At any other record label, the biggest artist (Blacktape) would have been begged, cajoled, and bribed to get back into the studio. The label needed its biggest act to keep releasing music (if for nothing else, for purely profit reasons). But I was the guy at the label and in the band, there was nobody at Projekt pushing me, to get me on track. If I had a manager, he would have asked, "Do you really think it's smart to keep putting all your energy into dayjobia, rather than into your music?" That was the thing: Projekt was a new day job and just like computer graphics, this job took lots of time away from my art.
It seemed like a wise decision at the time. However, what ended up happening was that I supported 30+ band's careers, while letting down the most important thing: my own creativity.
I let my art go cold for years at a time.
If I had been focusing on my own work for the last 20 years, would I be surviving at it? Would I be like Steve Roach or Voltaire? Spending a huge chunk of my time making art?
(I hope this doesn't come across as regret. That is not the intention, per se. This is me reflecting with awareness of choices I have made in my life, and contemplating whether I've gotten to the place I intended to go.)
It brings up the question, "Could I survive off my art?" I told myself many times over the years, "I don't mind that Projekt is taking up so much of my time. If I had to support myself from my music, I'd have to make compromises to get by." Yeah, sure, a guy in his early 30s can say that. But I'm older now, and I see Steve and Voltaire creating without compromise. And I ask my younger self if that argument was just an excuse, to avoid the hard work. To avoid having to lay it all on the line, and be an artist. If 'an artist' is what I am here to be, then was I chickening out? Hiding behind a reasonably justifiable excuse for not making more art.
Ben Franklin looks around the bar
Ok, so back to my meeting on Friday with Spotted Peccary. The smell of Italian sausages fill the air again, Howard looks up and poses another question. "What's the future for record labels like ours?"
And I reply, "I'm sorry to say it, but there is no future. Projekt will not be able to continue as the label that discovers amazing new acts and releases them on CD. Because these CDs just don't sell anymore. I cannot keep investing in CDs, when the demand is for less than 250 copies."
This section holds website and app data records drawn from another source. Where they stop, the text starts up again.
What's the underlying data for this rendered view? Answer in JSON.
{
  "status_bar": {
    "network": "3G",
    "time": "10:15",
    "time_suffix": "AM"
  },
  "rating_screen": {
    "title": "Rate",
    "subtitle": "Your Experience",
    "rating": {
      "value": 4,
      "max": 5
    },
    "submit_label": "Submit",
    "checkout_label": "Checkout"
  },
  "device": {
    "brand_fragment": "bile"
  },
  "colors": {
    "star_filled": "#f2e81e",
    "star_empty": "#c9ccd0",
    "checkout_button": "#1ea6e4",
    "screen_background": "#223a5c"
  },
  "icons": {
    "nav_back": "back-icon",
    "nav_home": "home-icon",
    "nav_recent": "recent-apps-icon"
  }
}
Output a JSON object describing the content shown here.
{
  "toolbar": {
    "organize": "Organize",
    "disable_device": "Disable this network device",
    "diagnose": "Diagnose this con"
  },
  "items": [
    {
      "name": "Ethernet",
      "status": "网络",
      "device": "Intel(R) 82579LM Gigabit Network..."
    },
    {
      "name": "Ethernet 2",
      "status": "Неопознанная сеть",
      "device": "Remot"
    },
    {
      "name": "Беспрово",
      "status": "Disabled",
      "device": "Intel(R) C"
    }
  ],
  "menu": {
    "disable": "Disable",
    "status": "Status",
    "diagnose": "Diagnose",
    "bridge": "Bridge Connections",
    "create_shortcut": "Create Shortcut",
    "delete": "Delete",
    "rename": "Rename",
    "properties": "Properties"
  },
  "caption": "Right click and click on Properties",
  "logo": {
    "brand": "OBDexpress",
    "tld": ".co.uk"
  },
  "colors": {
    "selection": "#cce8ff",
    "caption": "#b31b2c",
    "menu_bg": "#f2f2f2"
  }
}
Some will misinterpret that statement, so to be clear: Projekt is sticking around! I will keep releasing exciting music on my label. But the logic of releasing acts that barely sell? There is no logic in that at all.
I have to be realistic.
For me, personally, I want to make a transition back to being an artist who runs a record label, rather than a record label guy who has a (mostly) dormant artistic career.
I have thoughts on how to do that (which I will discuss in an upcoming blog).
The intrinsic value of music
For now, I have to be aware of my old connection to dollars and units. I have to recognize that my goals as an artist are not tied up in those numbers. Yes, I definitely believe there are ways to make a living creating music. But even more than that, I believe I can foster a better connection with each of you. Many of you are fans of what I create. And you still value music. It's the core of what matters to you. It's your soundtrack. It's what gets you through your days, both good and bad. And I am told over and over (via email, Facebook, and Kickstarter) that music is worth a lot to you.
You are the completion of the circle that gives what I do meaning.
Music has an intrinsic value to you. It is important in your life. The same way NPR is important, and modern dance companies, and historic art house theaters. You don't want to see music disappear, or become the realm of amateurs.
We're thinking the same thing. Music has value, and it's something that's worth supporting.
I'll post some great new ideas about this shortly.